So there you have it – my two pics for the Friday Fun Day app review. I look forward to discovering more fun apps for my iPhone and sharing them with you in the future. I’m now officially in the “there’s an app for that” club.
Thanks for reading!
To get the most out of attending a professional conference, you’ve got to do your pre-work. I know that you’re busy. I know that you barely have time to think about the clothes you’re going to pack let alone think about doing extra work before your airplane even leaves the ground. But if you knew that by putting in a few minutes spread across each week leading up to your conference could help you make connections that will be of lasting benefit to you personally and professionally for years , would you be interested? If so, read on.
You can use LinkedIn and Twitter to break the ice with other conference attendees and get to know them a little bit. It only takes a few minutes at a time to check these two platforms and contribute to the conversations.
Doing your pre-work on LinkedIn
If you don’t have a LinkedIn profile, you need to create one now. For me, LinkedIn has been the most useful social media platform for building my professional network. It’s easy, it’s unobtrusive, and you don’t have to log into it every day to update your status. (well, you could if you wanted too!)
Once you are on LinkedIn, join groups associated with whoever is hosting the conference. Usually the conference is put on by a professional group, and industry leader, or a group of industry leaders. To find these groups, enter keyword into the Search box, and make sure the drop down says Groups before you click the search button.

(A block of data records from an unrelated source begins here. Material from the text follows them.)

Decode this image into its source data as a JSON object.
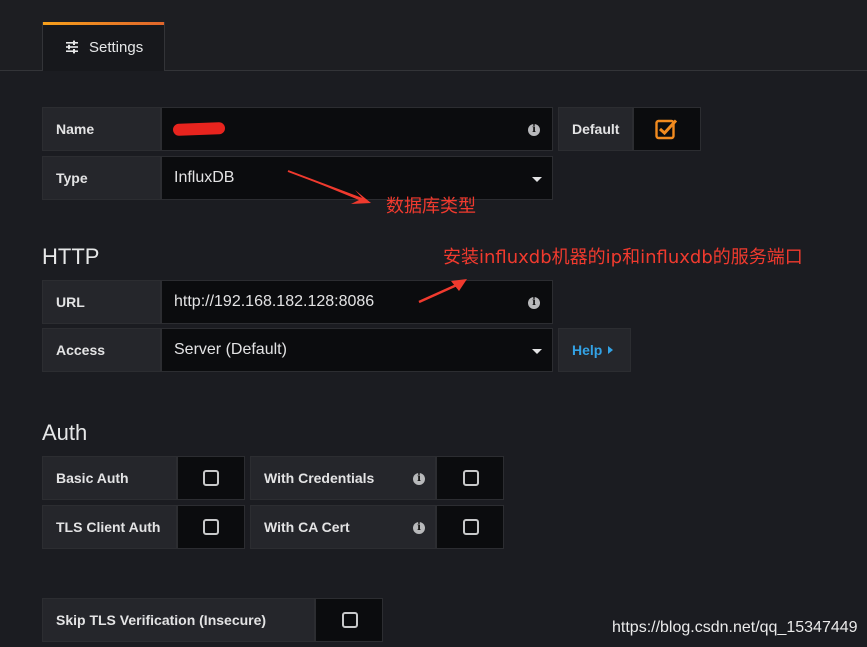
{
  "tabs": [
    {
      "label": "Settings",
      "icon": "sliders-icon",
      "active": true
    }
  ],
  "settings": {
    "name_label": "Name",
    "name_value": "",
    "default_label": "Default",
    "default_checked": true,
    "type_label": "Type",
    "type_value": "InfluxDB"
  },
  "http": {
    "title": "HTTP",
    "url_label": "URL",
    "url_value": "http://192.168.182.128:8086",
    "access_label": "Access",
    "access_value": "Server (Default)",
    "help_label": "Help"
  },
  "auth": {
    "title": "Auth",
    "basic_auth_label": "Basic Auth",
    "basic_auth_checked": false,
    "with_credentials_label": "With Credentials",
    "with_credentials_checked": false,
    "tls_client_auth_label": "TLS Client Auth",
    "tls_client_auth_checked": false,
    "with_ca_cert_label": "With CA Cert",
    "with_ca_cert_checked": false,
    "skip_tls_label": "Skip TLS Verification (Insecure)",
    "skip_tls_checked": false
  },
  "annotations": {
    "db_type": "数据库类型",
    "install_note": "安装influxdb机器的ip和influxdb的服务端口"
  },
  "watermark": "https://blog.csdn.net/qq_15347449",
  "colors": {
    "accent": "#f7a01b",
    "link": "#33a2e5",
    "annotation": "#f03a2e"
  }
}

Once you are in the group, look for discussions about the conference and join in. If there isn’t a discussion about the conference, start one! Great discussion starters are:

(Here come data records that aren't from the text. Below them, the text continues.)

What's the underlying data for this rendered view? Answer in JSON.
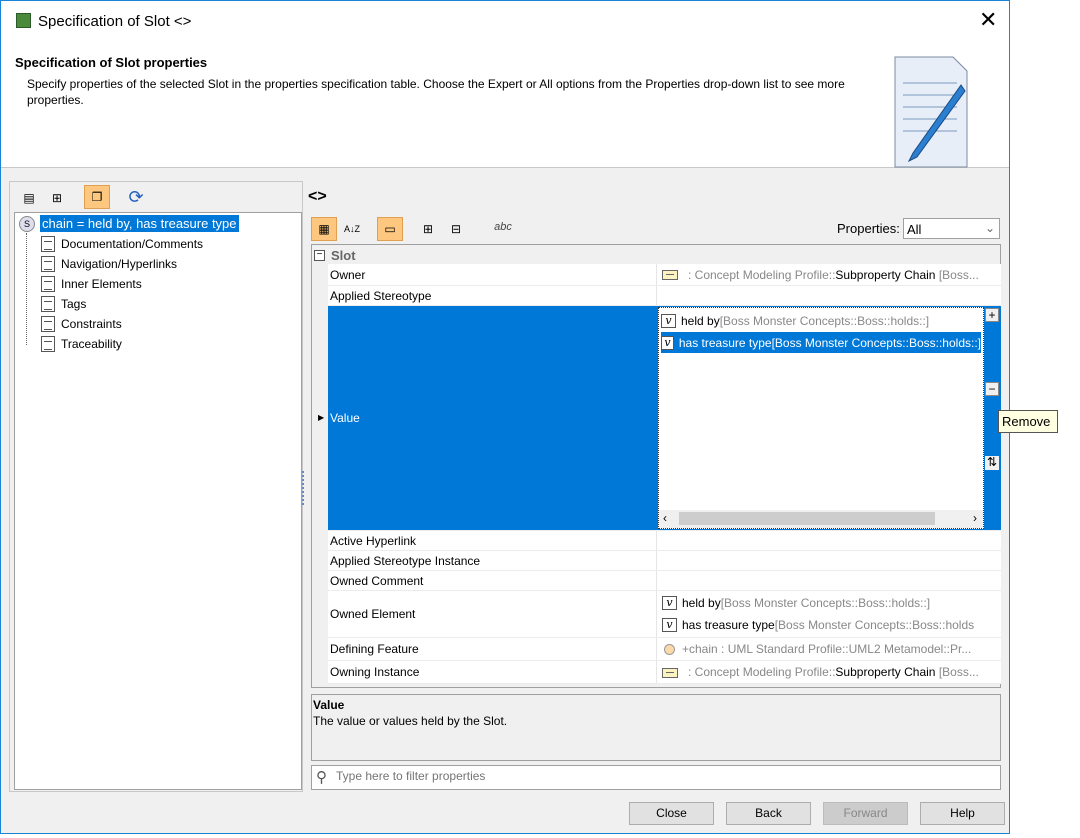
{
  "window": {
    "title": "Specification of Slot <>",
    "close_icon": "close-icon"
  },
  "header": {
    "title": "Specification of Slot properties",
    "description": "Specify properties of the selected Slot in the properties specification table. Choose the Expert or All options from the Properties drop-down list to see more properties."
  },
  "left": {
    "tree_root": "chain = held by, has treasure type",
    "items": [
      "Documentation/Comments",
      "Navigation/Hyperlinks",
      "Inner Elements",
      "Tags",
      "Constraints",
      "Traceability"
    ]
  },
  "right": {
    "element_name": "<>",
    "properties_label": "Properties:",
    "properties_value": "All",
    "abc_label": "abc"
  },
  "table": {
    "group": "Slot",
    "owner": {
      "name": "Owner",
      "prefix": ": Concept Modeling Profile::",
      "main": "Subproperty Chain",
      "suffix": " [Boss..."
    },
    "applied_stereotype": "Applied Stereotype",
    "value": {
      "name": "Value",
      "items": [
        {
          "name": "held by",
          "path": " [Boss Monster Concepts::Boss::holds::]"
        },
        {
          "name": "has treasure type",
          "path": " [Boss Monster Concepts::Boss::holds::]"
        }
      ],
      "tooltip": "Remove"
    },
    "active_hyperlink": "Active Hyperlink",
    "applied_stereotype_instance": "Applied Stereotype Instance",
    "owned_comment": "Owned Comment",
    "owned_element": {
      "name": "Owned Element",
      "items": [
        {
          "name": "held by",
          "path": " [Boss Monster Concepts::Boss::holds::]"
        },
        {
          "name": "has treasure type",
          "path": " [Boss Monster Concepts::Boss::holds"
        }
      ]
    },
    "defining_feature": {
      "name": "Defining Feature",
      "value": "+chain : UML Standard Profile::UML2 Metamodel::Pr..."
    },
    "owning_instance": {
      "name": "Owning Instance",
      "prefix": ": Concept Modeling Profile::",
      "main": "Subproperty Chain",
      "suffix": " [Boss..."
    }
  },
  "description": {
    "title": "Value",
    "text": "The value or values held by the Slot."
  },
  "filter": {
    "placeholder": "Type here to filter properties"
  },
  "buttons": {
    "close": "Close",
    "back": "Back",
    "forward": "Forward",
    "help": "Help"
  },
  "colors": {
    "selection": "#0078d7",
    "accent_toggle": "#fdc77f"
  }
}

Can anyone recommend a good hotel near the conference location?
I’m flying in to [conference city] the night before the conference. What’s the best place in town for good [your favorite food]?
Are there any speakers at [conference] that I shouldn’t miss seeing?

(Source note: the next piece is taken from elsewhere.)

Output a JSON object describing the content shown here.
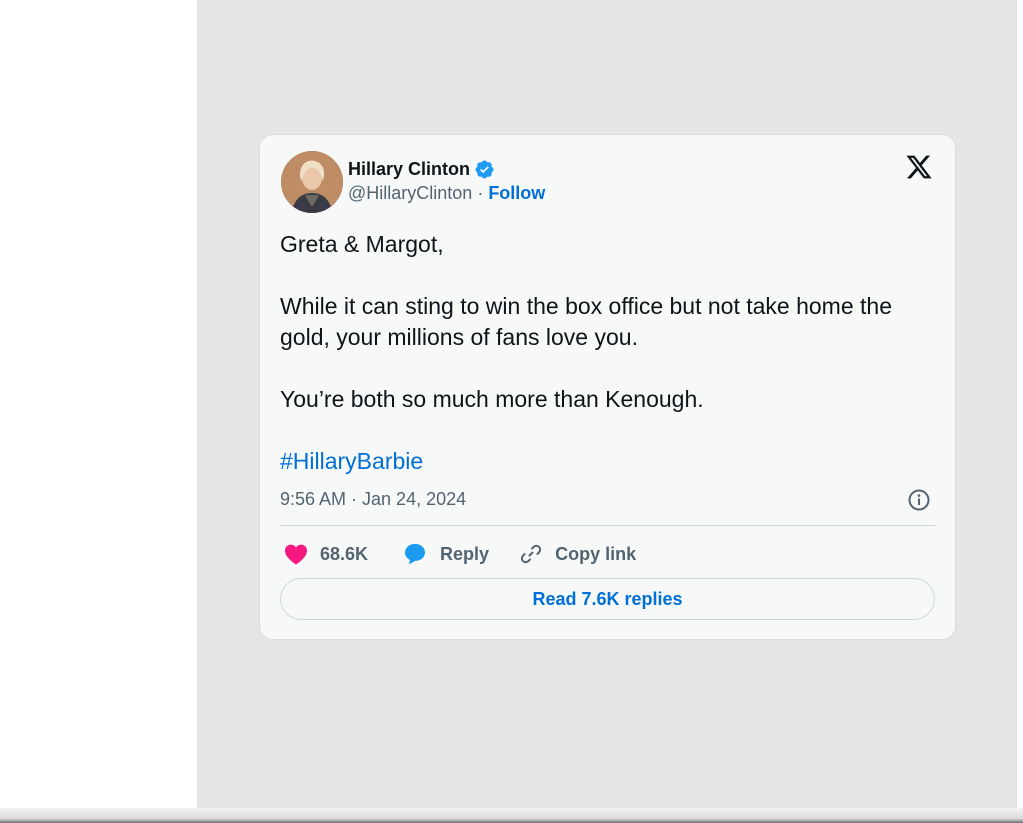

When people respond to you, send them a connection notice with a customized message thanking them for their response and asking a follow up question. Keep the conversations moving. Once you get to know people, you can suggest meeting up at the conference.
Doing your pre-work on Twitter
Most conferences now designate a Twitter hash tag that everyone can use to share information and talk about the conference. Find out what your conferences hash tag is. You can often find it right on the main conference page. If you don’t see it there, go to Twitter and do a search on the conference names and acronyms. For example, I’m attending ASTD International Conference and Exposition in May 2012. The hash tag is #ASTD2012. If I didn’t know that, I might go to Twitter and search on ASTD, ASTDICE, conference, Denver, etc. If anyone is tweeting about this conference, their tweet is likely to show up in a search on at least one of those terms. Only search on one term at a time.
Once you’ve found the hash tag, it’s time to start tweeting. You can start slow if you want, retweet something first. When you get a bit braver, reply to a tweet. And finally, start tweeting yourself. Tweet about a speaker you like, or tweet that you’re going to the conference. If you need ideas, do a search on the hashtag #conference and see what kind of things other people are saying about their conferences. When you feel ready, start tweeting directly to people, such as:
@KellyPhillipsNC see you in the Expo at #ASTD2012!
One important thing you MUST do is to have a clear face shot of yourself on your LinkedIn and Twitter accounts. Even the attendees that you don’t connect with online will be lurking and watching the conversations and Twitter stream. They’ll see your name and picture go by, and if they see you at the conference it will be much easier to start up a conversation with them because you’ll be familiar to them.
I encourage you to give it a try. Just a small amount of time and attention to pre-conference social media can turn your conference experience into a networking boosting adventure!